With OceanScape Coin, the company incentivizes users to sign up for Premium Membership, letting them use the coin to save an average of 15% on yacht vacations, amounting to an average of >$8,000 for up to a 40-meter class yacht. This opens the market to a wider field of customer subsegments within the high-net-worth and affluent customer segments already patronizing the space.
Another use case where blockchain seems poised to improve the yachting market is a company called Boatsters. The company’s technology uses Proof-of-Market algorithms on their proprietary blockchain, along with their own custom wallet-to-wallet solution, to allow anyone to charter a yacht with any of 55 different cryptocurrencies (including DogeCoin, which is probably like chartering a yacht for free). Boatsters contrasts their technology from Coinbase, BitPay and Mollie because of the transaction security flaw inherent in their transaction service providers’ ability to halt transaction execution at any time for any reason.
All three exchanges also have their own exchange rates, which can sometimes result in totals received differing from totals expected. Boatsters also boasts lower abandonment rates and fewer trust issues because their payment solution excludes fees. The company has a portfolio of 12,000 rental boats spread out globally and according to the site, the demand from boats has exceeded supply.

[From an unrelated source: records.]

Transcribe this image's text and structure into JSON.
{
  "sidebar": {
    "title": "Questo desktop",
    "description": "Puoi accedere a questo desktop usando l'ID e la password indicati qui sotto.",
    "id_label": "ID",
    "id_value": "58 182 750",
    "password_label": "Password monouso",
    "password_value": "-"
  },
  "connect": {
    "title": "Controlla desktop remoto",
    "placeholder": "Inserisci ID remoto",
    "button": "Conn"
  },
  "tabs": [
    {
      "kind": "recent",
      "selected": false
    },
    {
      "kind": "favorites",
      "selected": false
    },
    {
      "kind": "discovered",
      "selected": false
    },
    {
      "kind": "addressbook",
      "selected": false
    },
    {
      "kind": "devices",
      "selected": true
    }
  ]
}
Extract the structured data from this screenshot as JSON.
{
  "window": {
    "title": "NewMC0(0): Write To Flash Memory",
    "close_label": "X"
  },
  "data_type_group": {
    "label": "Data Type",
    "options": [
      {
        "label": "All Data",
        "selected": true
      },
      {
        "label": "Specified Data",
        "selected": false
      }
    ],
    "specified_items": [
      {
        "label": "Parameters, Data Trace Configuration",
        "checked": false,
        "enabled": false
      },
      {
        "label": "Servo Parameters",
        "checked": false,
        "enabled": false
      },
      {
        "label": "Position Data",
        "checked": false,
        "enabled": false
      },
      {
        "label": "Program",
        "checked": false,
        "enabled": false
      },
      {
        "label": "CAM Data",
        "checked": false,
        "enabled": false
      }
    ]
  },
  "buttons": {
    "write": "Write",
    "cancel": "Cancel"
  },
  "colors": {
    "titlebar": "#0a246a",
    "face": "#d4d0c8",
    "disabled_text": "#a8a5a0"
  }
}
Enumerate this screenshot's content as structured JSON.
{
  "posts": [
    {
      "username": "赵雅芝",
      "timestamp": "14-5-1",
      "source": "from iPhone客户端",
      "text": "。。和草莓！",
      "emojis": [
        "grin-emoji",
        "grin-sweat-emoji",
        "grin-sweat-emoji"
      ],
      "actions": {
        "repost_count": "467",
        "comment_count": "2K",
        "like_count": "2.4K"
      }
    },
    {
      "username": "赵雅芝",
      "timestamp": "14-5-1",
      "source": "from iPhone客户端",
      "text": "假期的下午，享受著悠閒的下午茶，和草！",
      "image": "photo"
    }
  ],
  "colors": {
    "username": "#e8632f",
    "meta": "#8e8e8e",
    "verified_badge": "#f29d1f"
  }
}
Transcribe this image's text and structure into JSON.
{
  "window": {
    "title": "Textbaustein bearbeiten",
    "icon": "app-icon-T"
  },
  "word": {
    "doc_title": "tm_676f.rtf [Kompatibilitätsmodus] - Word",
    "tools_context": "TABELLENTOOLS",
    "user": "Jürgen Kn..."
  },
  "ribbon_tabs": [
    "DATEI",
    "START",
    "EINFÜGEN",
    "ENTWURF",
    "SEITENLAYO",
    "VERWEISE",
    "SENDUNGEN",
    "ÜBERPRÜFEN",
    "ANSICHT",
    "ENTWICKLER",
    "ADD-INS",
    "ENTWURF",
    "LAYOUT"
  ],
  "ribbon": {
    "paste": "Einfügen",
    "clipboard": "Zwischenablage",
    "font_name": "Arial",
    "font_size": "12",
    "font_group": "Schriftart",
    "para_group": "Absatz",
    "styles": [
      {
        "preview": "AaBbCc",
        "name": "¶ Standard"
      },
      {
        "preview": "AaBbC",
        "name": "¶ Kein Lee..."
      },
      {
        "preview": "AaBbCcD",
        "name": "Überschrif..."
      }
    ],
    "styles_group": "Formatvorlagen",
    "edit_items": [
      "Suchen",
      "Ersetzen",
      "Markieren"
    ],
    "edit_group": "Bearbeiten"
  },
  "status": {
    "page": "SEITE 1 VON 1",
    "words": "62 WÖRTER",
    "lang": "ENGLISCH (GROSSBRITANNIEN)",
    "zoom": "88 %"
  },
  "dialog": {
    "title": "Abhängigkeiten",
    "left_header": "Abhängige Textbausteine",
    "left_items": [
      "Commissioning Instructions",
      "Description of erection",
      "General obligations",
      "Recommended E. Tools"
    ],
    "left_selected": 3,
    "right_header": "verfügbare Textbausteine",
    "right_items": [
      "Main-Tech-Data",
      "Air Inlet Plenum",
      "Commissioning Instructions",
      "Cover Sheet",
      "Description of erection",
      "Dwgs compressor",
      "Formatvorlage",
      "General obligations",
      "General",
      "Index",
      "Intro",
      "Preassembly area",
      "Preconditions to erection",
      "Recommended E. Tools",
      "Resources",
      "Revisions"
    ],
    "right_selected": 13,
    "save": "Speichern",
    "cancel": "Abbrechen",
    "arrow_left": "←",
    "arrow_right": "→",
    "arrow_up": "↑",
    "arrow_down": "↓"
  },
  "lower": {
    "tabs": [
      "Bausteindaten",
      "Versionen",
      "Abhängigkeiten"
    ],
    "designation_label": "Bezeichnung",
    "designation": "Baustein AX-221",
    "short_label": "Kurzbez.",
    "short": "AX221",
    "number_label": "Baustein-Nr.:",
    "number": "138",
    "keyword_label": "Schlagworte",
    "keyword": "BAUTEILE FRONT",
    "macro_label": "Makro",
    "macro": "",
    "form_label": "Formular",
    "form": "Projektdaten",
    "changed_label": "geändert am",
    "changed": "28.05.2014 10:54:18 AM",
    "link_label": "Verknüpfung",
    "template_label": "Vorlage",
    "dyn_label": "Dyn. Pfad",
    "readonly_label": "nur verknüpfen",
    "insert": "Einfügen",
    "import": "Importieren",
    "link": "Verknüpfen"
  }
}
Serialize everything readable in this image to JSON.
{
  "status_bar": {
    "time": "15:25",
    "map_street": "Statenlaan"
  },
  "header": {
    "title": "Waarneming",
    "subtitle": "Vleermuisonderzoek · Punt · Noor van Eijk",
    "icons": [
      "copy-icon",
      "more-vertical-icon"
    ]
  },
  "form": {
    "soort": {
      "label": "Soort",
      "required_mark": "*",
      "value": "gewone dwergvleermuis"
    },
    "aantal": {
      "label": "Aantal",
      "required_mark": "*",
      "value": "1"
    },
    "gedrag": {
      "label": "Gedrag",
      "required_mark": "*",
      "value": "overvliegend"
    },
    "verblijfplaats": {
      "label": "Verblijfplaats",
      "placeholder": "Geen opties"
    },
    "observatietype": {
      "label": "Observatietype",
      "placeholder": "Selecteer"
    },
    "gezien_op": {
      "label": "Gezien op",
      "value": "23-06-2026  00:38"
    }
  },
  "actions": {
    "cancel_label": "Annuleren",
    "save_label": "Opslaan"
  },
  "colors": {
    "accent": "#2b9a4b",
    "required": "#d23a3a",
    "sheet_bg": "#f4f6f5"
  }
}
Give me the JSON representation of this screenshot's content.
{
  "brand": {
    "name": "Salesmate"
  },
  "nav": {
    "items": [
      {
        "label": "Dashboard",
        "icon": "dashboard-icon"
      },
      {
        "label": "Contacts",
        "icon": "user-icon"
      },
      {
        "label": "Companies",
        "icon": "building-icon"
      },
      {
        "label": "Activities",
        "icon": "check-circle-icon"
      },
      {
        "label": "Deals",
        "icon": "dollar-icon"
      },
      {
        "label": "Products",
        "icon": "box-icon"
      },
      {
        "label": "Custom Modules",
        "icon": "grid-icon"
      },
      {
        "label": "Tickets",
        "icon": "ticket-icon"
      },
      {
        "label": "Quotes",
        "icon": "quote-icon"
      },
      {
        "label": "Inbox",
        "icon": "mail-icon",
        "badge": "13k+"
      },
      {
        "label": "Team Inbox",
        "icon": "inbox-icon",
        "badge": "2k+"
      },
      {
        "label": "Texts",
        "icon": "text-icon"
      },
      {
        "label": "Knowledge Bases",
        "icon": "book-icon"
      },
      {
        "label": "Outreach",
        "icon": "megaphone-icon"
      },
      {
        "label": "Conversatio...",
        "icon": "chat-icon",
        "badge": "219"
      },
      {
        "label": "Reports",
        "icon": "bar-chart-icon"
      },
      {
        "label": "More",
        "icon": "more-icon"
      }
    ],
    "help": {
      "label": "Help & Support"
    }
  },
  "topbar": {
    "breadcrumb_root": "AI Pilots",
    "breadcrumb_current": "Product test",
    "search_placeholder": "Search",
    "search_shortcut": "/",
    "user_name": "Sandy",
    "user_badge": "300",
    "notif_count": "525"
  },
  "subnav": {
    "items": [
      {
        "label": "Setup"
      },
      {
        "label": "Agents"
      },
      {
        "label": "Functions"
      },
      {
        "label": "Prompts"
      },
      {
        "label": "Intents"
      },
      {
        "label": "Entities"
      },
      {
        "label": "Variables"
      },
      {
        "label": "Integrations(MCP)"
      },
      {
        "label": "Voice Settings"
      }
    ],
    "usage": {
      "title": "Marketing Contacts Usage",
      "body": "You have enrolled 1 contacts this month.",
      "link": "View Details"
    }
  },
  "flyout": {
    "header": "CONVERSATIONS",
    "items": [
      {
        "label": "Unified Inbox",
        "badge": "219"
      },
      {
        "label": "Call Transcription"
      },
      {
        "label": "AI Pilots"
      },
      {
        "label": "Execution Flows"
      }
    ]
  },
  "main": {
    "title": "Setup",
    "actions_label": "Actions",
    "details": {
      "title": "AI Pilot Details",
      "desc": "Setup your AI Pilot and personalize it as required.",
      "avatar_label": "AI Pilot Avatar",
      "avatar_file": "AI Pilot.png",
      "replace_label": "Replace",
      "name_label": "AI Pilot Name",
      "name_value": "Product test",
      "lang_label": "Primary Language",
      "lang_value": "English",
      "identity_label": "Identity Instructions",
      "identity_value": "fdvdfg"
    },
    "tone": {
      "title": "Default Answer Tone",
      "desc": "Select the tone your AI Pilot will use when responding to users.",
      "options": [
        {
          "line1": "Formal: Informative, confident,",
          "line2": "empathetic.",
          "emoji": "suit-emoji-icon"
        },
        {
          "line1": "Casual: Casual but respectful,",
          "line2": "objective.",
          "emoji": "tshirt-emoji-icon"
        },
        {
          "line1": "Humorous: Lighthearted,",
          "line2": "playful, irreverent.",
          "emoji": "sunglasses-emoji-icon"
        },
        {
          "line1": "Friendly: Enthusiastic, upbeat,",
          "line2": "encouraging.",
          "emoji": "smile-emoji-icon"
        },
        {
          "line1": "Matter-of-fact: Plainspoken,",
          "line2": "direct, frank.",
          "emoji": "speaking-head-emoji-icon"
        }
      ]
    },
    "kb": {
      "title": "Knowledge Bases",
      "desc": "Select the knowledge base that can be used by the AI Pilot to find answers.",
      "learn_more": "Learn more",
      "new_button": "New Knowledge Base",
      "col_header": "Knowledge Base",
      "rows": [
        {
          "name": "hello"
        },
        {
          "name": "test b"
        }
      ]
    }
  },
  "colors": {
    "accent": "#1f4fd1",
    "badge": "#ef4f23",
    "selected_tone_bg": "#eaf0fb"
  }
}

Though there are fewer data points demonstrating blockchain technology’s full market disruption potential, the few there are offer a window into a possible future of luxury travel. Such a future–one conducted over the internet and through cryptocurrency exchanges, rather than in person and sometimes in a foreign country–will see an influx of people from a wider variety of backgrounds than is typical of this consumer market. All in all, blockchain seems poised to bring more money into the market, which can only be a good thing.
How do you feel about the opening of the opening of the yacht market? Do you want to see a wider selection of society or are you content with your specific kind of person? Write in the comments and let us know below!